There is increasing evidence that subcellular targeting of signaling molecules is an important means of regulating the protein kinase A (PKA) pathway. Subcellular organization of the signaling molecules in the PKA pathway insures that a signal initiated at the receptor level is transferred efficiently to a PKA substrate eliciting some cellular response. This subcellular targeting appears to regulate the function of a highly specialized cell such as the cardiac myocyte. This review focuses on A-kinase anchoring proteins (AKAPs) which are expressed in the heart. It has been determined that, of the approximately 13 different AKAPs expressed in cardiac tissue, several of these are expressed in cardiac myocytes. These AKAPs bind several PKA substrates and some appear to regulate PKA-dependent phosphorylation of these substrates. AKAP tethering of PKA may be essential for efficient regulation of cardiac muscle contraction. The ability of an AKAP to anchor PKA may be altered in the failing heart, thus compromising the ability of the myocyte to respond to stimuli which elicit the PKA pathway.
Journal of Molecular and Cellular Cardiology

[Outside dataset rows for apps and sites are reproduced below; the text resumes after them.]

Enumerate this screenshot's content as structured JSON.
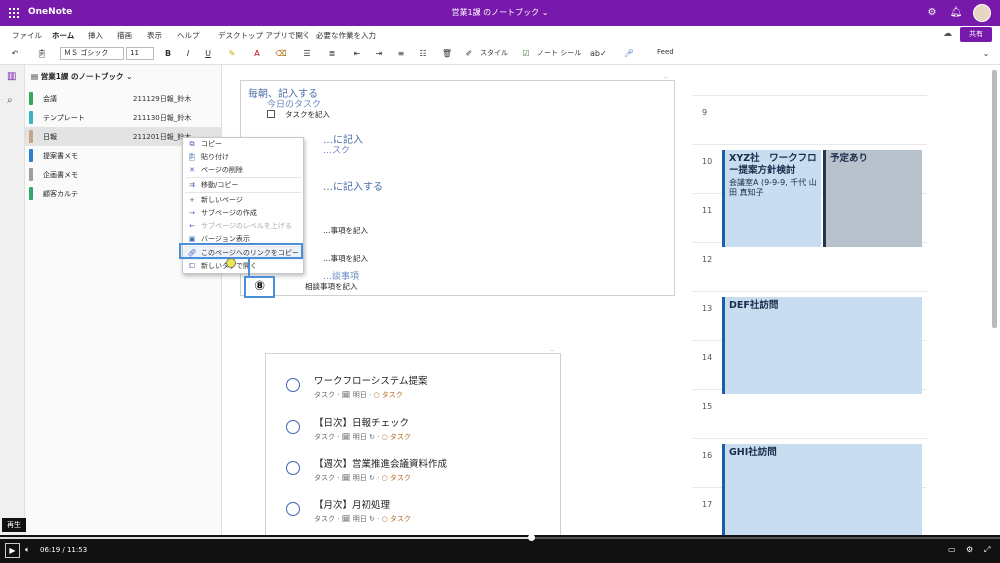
{
  "title_bar": {
    "app_name": "OneNote",
    "doc_title": "営業1課 のノートブック ⌄",
    "accent_color": "#7719aa"
  },
  "menu": {
    "items": [
      "ファイル",
      "ホーム",
      "挿入",
      "描画",
      "表示",
      "ヘルプ",
      "デスクトップ アプリで開く",
      "必要な作業を入力"
    ],
    "active": "ホーム",
    "share_label": "共有"
  },
  "ribbon": {
    "font_name": "ＭＳ ゴシック",
    "font_size": "11",
    "style_label": "スタイル",
    "note_tag_label": "ノート シール",
    "feed_label": "Feed",
    "bold": "B",
    "italic": "I",
    "underline": "U"
  },
  "notebook": {
    "name": "営業1課 のノートブック",
    "sections": [
      {
        "name": "会議",
        "page": "211129日報_鈴木",
        "color": "#37a85b"
      },
      {
        "name": "テンプレート",
        "page": "211130日報_鈴木",
        "color": "#3ab3c0"
      },
      {
        "name": "日報",
        "page": "211201日報_鈴木",
        "color": "#c6a58a",
        "selected": true
      },
      {
        "name": "提案書メモ",
        "page": "",
        "color": "#2e7fd1"
      },
      {
        "name": "企画書メモ",
        "page": "",
        "color": "#9e9e9e"
      },
      {
        "name": "顧客カルテ",
        "page": "",
        "color": "#2fa86a"
      }
    ]
  },
  "note": {
    "heading1": "毎朝、記入する",
    "sub1": "今日のタスク",
    "task1": "タスクを記入",
    "heading2": "…に記入",
    "sub2": "…スク",
    "heading3": "…に記入する",
    "task2": "…事項を記入",
    "task3": "…事項を記入",
    "sub3": "…談事項",
    "task4": "相談事項を記入"
  },
  "todo": {
    "items": [
      {
        "title": "ワークフローシステム提案",
        "meta": "タスク  · 🗓 明日  · ",
        "tag": "○ タスク"
      },
      {
        "title": "【日次】日報チェック",
        "meta": "タスク  · 🗓 明日 ↻ · ",
        "tag": "○ タスク"
      },
      {
        "title": "【週次】営業推進会議資料作成",
        "meta": "タスク  · 🗓 明日 ↻ · ",
        "tag": "○ タスク"
      },
      {
        "title": "【月次】月初処理",
        "meta": "タスク  · 🗓 明日 ↻ · ",
        "tag": "○ タスク"
      }
    ]
  },
  "calendar": {
    "hours": [
      "9",
      "10",
      "11",
      "12",
      "13",
      "14",
      "15",
      "16",
      "17"
    ],
    "events": [
      {
        "title": "XYZ社　ワークフロー提案方針検討",
        "body": "会議室A (9-9-9, 千代 山田 真知子"
      },
      {
        "title": "予定あり",
        "body": ""
      },
      {
        "title": "DEF社訪問",
        "body": ""
      },
      {
        "title": "GHI社訪問",
        "body": ""
      }
    ]
  },
  "context_menu": {
    "items": [
      {
        "label": "コピー",
        "icon": "copy-icon"
      },
      {
        "label": "貼り付け",
        "icon": "paste-icon"
      },
      {
        "label": "ページの削除",
        "icon": "delete-icon"
      },
      {
        "label": "移動/コピー",
        "icon": "move-icon"
      },
      {
        "label": "新しいページ",
        "icon": "plus-icon"
      },
      {
        "label": "サブページの作成",
        "icon": "arrow-right-icon"
      },
      {
        "label": "サブページのレベルを上げる",
        "icon": "arrow-left-icon",
        "disabled": true
      },
      {
        "label": "バージョン表示",
        "icon": "version-icon"
      },
      {
        "label": "このページへのリンクをコピー",
        "icon": "link-icon"
      },
      {
        "label": "新しいタブで開く",
        "icon": "tab-icon"
      }
    ]
  },
  "callout": {
    "label": "⑧"
  },
  "player": {
    "time": "06:19  /  11:53",
    "progress": 0.531,
    "tooltip": "再生"
  }
}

Ruehr, Mary L; Russell, Mary; Bond, Meredith (2004). A-kinase Anchoring Protein Targeting of Protein Kinase A in the Heart. Journal of Molecular and Cellular Cardiology 37(3) 653-665. doi: 10.1016/J.YJMCC.2004.04.017. Retrieved from https://oaks.kent.edu/bscipubs/130